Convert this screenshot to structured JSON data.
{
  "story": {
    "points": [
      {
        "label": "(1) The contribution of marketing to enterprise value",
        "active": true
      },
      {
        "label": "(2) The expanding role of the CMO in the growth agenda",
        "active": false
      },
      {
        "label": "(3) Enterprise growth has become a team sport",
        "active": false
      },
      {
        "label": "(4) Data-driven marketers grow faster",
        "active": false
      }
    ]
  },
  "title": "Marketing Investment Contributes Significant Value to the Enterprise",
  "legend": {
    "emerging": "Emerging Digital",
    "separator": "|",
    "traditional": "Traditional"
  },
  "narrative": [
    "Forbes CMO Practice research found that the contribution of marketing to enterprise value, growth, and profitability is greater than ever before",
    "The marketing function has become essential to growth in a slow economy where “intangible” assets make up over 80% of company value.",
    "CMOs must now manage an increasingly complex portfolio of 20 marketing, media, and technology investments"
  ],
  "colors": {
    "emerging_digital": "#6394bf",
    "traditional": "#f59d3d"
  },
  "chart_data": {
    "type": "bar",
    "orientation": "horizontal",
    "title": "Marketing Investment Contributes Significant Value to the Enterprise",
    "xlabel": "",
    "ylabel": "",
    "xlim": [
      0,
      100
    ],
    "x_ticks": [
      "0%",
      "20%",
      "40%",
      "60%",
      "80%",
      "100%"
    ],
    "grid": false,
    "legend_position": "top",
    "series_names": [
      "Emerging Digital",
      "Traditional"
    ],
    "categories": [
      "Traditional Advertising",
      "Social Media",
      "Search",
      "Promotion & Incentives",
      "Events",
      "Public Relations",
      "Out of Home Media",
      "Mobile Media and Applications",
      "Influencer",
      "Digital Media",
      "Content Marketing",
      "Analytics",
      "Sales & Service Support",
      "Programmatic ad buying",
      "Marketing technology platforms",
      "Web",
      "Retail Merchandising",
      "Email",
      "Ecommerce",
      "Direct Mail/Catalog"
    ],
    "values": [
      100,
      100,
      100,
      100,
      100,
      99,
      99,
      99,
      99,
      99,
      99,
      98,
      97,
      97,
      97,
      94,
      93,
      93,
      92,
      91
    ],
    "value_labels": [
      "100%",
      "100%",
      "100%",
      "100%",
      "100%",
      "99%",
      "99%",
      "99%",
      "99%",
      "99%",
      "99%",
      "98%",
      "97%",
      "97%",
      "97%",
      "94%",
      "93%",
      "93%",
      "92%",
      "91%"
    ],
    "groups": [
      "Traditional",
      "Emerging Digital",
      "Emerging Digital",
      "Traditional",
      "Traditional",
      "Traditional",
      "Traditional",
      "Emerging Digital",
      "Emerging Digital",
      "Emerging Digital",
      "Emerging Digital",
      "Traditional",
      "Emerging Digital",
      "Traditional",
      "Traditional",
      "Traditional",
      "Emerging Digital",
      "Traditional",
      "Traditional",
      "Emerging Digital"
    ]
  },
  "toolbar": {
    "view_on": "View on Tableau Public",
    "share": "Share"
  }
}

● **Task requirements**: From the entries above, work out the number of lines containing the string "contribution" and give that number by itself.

● **Task output**: 2